Of course, before I make a switch to a new distro, I need to test out my basic set of applications. I’m an electronics enthusiast as well as an office-type user, so here’s a list of things I exercised, all of which passed right away:
- Wine (LTSPICE) - Update 8/19/10: I realized the installation went smoothly because I apparently had installed some version of Internet Exploder in my wine directory (carried over from a long time ago, I have no memory of installing IE). If I attempt to do a fresh install of LTspiceIV (dated 8/4/10) in an unadulterated Wine 1.0.1, the installer fails with a complaint “Could not open uncompression file /tmp2”. This is definitely a regression; an older Wine I have sitting around (1.0), the same LTspiceIV.exe installer runs without any errors.
- Google Chrome
Although Debian has not yet released Squeeze or even frozen it, the system is in great shape already and is functionally superior to Lenny in my testing, and I have already made my switch. The improvements should be attributed to the migrations of underlying system components (in my case, especially the kernel), which is a consequence of the fact that Lenny doesn’t migrate anywhere in it’s frozen state. (Freezing is a good thing and a bad thing.)
Even though I’m jumping the gun on my upgrades, I still believe the release work that the Debian teams do is extremely valuable. Their drive for quality improves the bug state of the entire open-source world, and they deserve praise for getting Squeeze into position for a stable release.
Unfortunately, in direct opposition to the hard work of developers working on boot time, Gnome has single-handedly messed up the (desktop user’s) overall boot speed, in addition to it’s other annoying features. I wish that Debian would drop Gnome from the default desktop position for their next release. KDE in particular appears to be quite superior, although it needs to get the focus of being in the default spot in order for it to recieve the detail work that I feel it needs for this distro.

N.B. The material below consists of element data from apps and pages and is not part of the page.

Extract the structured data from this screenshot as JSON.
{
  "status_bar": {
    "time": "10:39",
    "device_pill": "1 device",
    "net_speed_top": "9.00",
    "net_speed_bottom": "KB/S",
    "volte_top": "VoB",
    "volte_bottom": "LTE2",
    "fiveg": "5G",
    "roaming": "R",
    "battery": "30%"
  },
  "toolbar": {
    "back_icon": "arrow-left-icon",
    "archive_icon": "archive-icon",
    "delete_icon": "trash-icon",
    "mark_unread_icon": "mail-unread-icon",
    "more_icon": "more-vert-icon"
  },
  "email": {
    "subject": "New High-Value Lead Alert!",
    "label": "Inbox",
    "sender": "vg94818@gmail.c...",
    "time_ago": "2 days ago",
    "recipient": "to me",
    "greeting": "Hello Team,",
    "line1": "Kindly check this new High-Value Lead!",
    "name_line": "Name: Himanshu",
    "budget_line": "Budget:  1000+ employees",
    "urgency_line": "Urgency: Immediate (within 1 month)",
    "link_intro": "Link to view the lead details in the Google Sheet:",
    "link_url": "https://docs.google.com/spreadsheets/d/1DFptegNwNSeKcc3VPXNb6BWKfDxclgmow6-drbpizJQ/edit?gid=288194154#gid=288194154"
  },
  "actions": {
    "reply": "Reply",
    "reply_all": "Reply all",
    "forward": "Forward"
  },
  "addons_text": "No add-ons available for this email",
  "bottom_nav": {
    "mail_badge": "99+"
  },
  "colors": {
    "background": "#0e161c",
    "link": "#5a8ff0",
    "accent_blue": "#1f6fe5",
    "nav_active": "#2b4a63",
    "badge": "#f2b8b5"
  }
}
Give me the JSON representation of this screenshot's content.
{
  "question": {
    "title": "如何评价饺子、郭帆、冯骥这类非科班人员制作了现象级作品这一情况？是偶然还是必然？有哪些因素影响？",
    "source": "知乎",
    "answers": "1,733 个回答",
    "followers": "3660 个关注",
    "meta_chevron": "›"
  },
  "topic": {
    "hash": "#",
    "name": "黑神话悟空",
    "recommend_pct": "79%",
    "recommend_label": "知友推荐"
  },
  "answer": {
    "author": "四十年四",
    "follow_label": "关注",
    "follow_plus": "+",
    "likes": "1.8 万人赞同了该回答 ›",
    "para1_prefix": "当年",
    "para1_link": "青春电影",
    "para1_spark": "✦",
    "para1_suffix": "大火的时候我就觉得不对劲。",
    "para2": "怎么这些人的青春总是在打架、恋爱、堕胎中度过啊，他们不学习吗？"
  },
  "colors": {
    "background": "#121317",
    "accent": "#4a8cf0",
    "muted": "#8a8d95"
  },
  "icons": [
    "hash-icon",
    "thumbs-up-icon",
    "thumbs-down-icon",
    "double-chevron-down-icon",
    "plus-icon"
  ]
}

Update: I maintain my conclusion, but laptop/desktop users may be advised to enable the non-free repo and install the firmware-linux package (which will include firmware-linux-free and firmware-linux-nonfree).